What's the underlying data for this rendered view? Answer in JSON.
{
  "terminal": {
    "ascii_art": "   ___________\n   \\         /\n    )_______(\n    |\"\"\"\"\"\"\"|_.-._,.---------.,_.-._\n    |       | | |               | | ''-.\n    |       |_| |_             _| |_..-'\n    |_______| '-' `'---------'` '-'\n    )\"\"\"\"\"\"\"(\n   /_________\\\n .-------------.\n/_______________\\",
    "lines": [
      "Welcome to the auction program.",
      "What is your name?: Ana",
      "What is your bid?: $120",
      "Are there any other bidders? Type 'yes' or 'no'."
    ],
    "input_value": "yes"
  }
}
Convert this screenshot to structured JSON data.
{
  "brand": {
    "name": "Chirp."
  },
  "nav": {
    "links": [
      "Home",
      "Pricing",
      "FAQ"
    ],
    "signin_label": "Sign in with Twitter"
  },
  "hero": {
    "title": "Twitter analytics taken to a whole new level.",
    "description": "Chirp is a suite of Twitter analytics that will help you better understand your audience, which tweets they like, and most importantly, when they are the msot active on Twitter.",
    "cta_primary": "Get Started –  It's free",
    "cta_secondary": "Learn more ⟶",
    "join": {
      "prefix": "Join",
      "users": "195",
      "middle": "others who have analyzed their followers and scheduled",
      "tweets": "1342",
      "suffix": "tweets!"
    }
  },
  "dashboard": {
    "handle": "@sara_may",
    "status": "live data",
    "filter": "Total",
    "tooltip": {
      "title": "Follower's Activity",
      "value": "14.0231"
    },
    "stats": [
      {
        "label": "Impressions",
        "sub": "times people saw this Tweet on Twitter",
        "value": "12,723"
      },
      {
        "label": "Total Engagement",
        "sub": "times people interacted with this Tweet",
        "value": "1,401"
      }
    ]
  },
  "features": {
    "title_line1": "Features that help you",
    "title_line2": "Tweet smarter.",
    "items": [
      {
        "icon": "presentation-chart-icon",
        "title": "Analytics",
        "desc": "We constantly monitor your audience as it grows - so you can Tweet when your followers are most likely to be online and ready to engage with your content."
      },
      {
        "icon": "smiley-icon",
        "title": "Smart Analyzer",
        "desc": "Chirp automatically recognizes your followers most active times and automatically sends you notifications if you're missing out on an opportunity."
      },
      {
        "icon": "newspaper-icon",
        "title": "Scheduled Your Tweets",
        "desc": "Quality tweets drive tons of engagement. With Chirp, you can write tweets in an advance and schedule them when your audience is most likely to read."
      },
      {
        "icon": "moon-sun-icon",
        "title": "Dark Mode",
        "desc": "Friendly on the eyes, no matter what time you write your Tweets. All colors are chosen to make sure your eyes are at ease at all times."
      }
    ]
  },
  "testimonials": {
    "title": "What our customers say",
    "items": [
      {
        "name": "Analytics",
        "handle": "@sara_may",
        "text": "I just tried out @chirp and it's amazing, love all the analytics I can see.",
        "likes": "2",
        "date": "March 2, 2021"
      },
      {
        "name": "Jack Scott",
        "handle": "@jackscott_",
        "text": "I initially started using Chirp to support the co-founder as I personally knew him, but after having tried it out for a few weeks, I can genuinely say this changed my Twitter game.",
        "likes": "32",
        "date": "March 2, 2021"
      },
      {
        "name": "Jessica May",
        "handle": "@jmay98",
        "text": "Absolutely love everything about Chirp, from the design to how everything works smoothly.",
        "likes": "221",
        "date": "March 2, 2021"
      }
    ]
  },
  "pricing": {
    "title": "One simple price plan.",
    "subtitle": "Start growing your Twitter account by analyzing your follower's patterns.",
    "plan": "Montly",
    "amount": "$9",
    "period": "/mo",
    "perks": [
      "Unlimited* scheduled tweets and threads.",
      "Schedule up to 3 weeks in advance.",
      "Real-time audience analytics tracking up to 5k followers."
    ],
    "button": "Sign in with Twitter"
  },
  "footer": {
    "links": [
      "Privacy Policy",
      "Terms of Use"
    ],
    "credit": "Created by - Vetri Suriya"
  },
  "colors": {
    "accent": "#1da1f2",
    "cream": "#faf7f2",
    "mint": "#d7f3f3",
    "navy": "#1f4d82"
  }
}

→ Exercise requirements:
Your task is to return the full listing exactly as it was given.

→ Response to this exercise:
What's the underlying data for this rendered view? Answer in JSON.
{
  "terminal": {
    "ascii_art": "   ___________\n   \\         /\n    )_______(\n    |\"\"\"\"\"\"\"|_.-._,.---------.,_.-._\n    |       | | |               | | ''-.\n    |       |_| |_             _| |_..-'\n    |_______| '-' `'---------'` '-'\n    )\"\"\"\"\"\"\"(\n   /_________\\\n .-------------.\n/_______________\\",
    "lines": [
      "Welcome to the auction program.",
      "What is your name?: Ana",
      "What is your bid?: $120",
      "Are there any other bidders? Type 'yes' or 'no'."
    ],
    "input_value": "yes"
  }
}
Convert this screenshot to structured JSON data.
{
  "brand": {
    "name": "Chirp."
  },
  "nav": {
    "links": [
      "Home",
      "Pricing",
      "FAQ"
    ],
    "signin_label": "Sign in with Twitter"
  },
  "hero": {
    "title": "Twitter analytics taken to a whole new level.",
    "description": "Chirp is a suite of Twitter analytics that will help you better understand your audience, which tweets they like, and most importantly, when they are the msot active on Twitter.",
    "cta_primary": "Get Started –  It's free",
    "cta_secondary": "Learn more ⟶",
    "join": {
      "prefix": "Join",
      "users": "195",
      "middle": "others who have analyzed their followers and scheduled",
      "tweets": "1342",
      "suffix": "tweets!"
    }
  },
  "dashboard": {
    "handle": "@sara_may",
    "status": "live data",
    "filter": "Total",
    "tooltip": {
      "title": "Follower's Activity",
      "value": "14.0231"
    },
    "stats": [
      {
        "label": "Impressions",
        "sub": "times people saw this Tweet on Twitter",
        "value": "12,723"
      },
      {
        "label": "Total Engagement",
        "sub": "times people interacted with this Tweet",
        "value": "1,401"
      }
    ]
  },
  "features": {
    "title_line1": "Features that help you",
    "title_line2": "Tweet smarter.",
    "items": [
      {
        "icon": "presentation-chart-icon",
        "title": "Analytics",
        "desc": "We constantly monitor your audience as it grows - so you can Tweet when your followers are most likely to be online and ready to engage with your content."
      },
      {
        "icon": "smiley-icon",
        "title": "Smart Analyzer",
        "desc": "Chirp automatically recognizes your followers most active times and automatically sends you notifications if you're missing out on an opportunity."
      },
      {
        "icon": "newspaper-icon",
        "title": "Scheduled Your Tweets",
        "desc": "Quality tweets drive tons of engagement. With Chirp, you can write tweets in an advance and schedule them when your audience is most likely to read."
      },
      {
        "icon": "moon-sun-icon",
        "title": "Dark Mode",
        "desc": "Friendly on the eyes, no matter what time you write your Tweets. All colors are chosen to make sure your eyes are at ease at all times."
      }
    ]
  },
  "testimonials": {
    "title": "What our customers say",
    "items": [
      {
        "name": "Analytics",
        "handle": "@sara_may",
        "text": "I just tried out @chirp and it's amazing, love all the analytics I can see.",
        "likes": "2",
        "date": "March 2, 2021"
      },
      {
        "name": "Jack Scott",
        "handle": "@jackscott_",
        "text": "I initially started using Chirp to support the co-founder as I personally knew him, but after having tried it out for a few weeks, I can genuinely say this changed my Twitter game.",
        "likes": "32",
        "date": "March 2, 2021"
      },
      {
        "name": "Jessica May",
        "handle": "@jmay98",
        "text": "Absolutely love everything about Chirp, from the design to how everything works smoothly.",
        "likes": "221",
        "date": "March 2, 2021"
      }
    ]
  },
  "pricing": {
    "title": "One simple price plan.",
    "subtitle": "Start growing your Twitter account by analyzing your follower's patterns.",
    "plan": "Montly",
    "amount": "$9",
    "period": "/mo",
    "perks": [
      "Unlimited* scheduled tweets and threads.",
      "Schedule up to 3 weeks in advance.",
      "Real-time audience analytics tracking up to 5k followers."
    ],
    "button": "Sign in with Twitter"
  },
  "footer": {
    "links": [
      "Privacy Policy",
      "Terms of Use"
    ],
    "credit": "Created by - Vetri Suriya"
  },
  "colors": {
    "accent": "#1da1f2",
    "cream": "#faf7f2",
    "mint": "#d7f3f3",
    "navy": "#1f4d82"
  }
}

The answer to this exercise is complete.